Two lines in the listing below mark the span: one contains "Enumerate this screenshot's" and one contains "Give me the". Reproduce both of them and everything between, exactly.

DATA EXTRACTS:
=-=-=

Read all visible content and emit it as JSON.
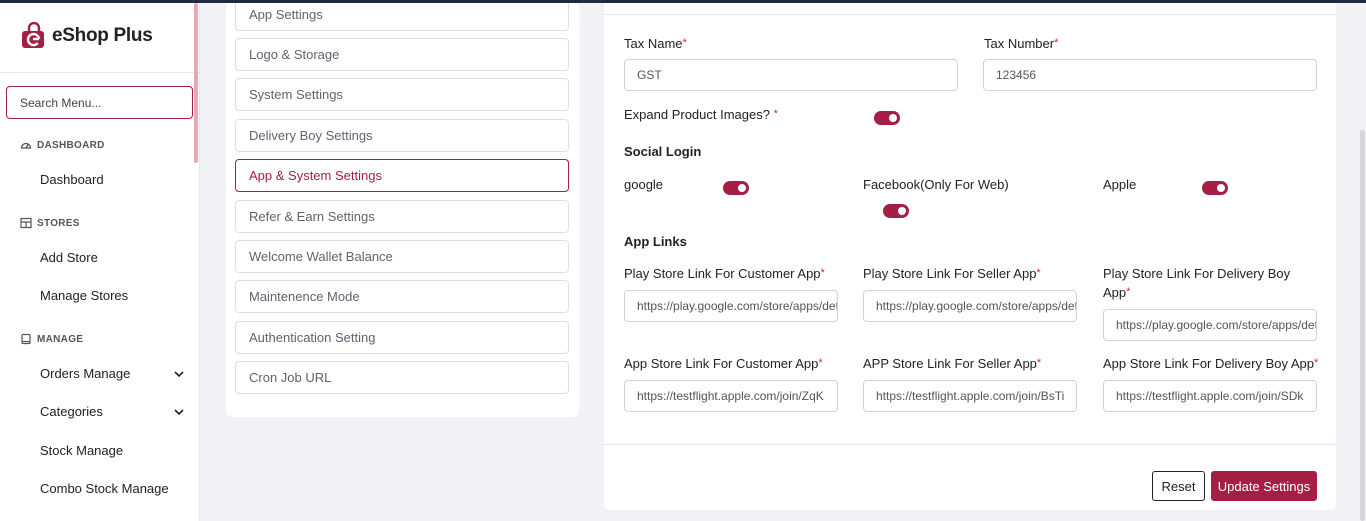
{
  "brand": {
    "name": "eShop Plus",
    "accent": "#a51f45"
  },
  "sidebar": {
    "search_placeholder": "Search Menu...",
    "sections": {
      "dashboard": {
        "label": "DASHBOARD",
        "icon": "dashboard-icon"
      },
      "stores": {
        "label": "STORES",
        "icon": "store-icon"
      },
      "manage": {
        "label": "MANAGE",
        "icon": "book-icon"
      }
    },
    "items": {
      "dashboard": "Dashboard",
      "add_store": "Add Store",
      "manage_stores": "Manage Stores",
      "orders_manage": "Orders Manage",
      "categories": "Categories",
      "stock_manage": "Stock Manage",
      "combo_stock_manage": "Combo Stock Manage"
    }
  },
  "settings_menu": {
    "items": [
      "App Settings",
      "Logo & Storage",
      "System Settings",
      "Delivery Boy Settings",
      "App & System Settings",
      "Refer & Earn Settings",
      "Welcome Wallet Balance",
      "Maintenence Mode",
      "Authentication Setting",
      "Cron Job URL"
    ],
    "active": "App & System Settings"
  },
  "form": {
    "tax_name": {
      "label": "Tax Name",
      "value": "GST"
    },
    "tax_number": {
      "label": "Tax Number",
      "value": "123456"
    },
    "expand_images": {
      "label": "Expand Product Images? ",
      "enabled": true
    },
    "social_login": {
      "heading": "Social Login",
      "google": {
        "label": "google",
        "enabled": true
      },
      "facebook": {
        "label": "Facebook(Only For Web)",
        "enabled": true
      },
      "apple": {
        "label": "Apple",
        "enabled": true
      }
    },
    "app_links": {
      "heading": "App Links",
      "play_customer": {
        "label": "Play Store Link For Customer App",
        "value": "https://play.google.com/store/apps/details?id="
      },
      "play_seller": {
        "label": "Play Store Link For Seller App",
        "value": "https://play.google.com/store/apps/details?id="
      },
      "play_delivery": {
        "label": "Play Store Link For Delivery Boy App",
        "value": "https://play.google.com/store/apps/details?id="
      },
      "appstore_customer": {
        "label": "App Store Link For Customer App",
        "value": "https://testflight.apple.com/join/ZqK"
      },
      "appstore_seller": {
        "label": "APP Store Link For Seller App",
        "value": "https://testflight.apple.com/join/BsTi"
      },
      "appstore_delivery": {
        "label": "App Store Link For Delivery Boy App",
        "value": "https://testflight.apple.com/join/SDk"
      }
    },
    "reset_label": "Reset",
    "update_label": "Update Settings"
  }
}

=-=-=

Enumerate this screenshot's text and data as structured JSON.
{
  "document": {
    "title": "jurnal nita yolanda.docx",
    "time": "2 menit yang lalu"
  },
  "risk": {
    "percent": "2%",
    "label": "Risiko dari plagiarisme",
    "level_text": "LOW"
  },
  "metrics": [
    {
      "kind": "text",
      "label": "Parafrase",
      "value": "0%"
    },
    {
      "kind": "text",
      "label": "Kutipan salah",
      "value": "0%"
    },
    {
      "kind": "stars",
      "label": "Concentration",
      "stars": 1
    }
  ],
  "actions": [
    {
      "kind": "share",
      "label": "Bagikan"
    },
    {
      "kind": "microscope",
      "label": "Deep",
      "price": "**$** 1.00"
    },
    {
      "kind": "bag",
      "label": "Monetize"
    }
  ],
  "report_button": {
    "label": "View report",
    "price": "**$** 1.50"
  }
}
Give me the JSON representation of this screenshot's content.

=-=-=

EXPECTED ANSWER:
Enumerate this screenshot's text and data as structured JSON.
{
  "document": {
    "title": "jurnal nita yolanda.docx",
    "time": "2 menit yang lalu"
  },
  "risk": {
    "percent": "2%",
    "label": "Risiko dari plagiarisme",
    "level_text": "LOW"
  },
  "metrics": [
    {
      "kind": "text",
      "label": "Parafrase",
      "value": "0%"
    },
    {
      "kind": "text",
      "label": "Kutipan salah",
      "value": "0%"
    },
    {
      "kind": "stars",
      "label": "Concentration",
      "stars": 1
    }
  ],
  "actions": [
    {
      "kind": "share",
      "label": "Bagikan"
    },
    {
      "kind": "microscope",
      "label": "Deep",
      "price": "**$** 1.00"
    },
    {
      "kind": "bag",
      "label": "Monetize"
    }
  ],
  "report_button": {
    "label": "View report",
    "price": "**$** 1.50"
  }
}
Give me the JSON representation of this screenshot's content.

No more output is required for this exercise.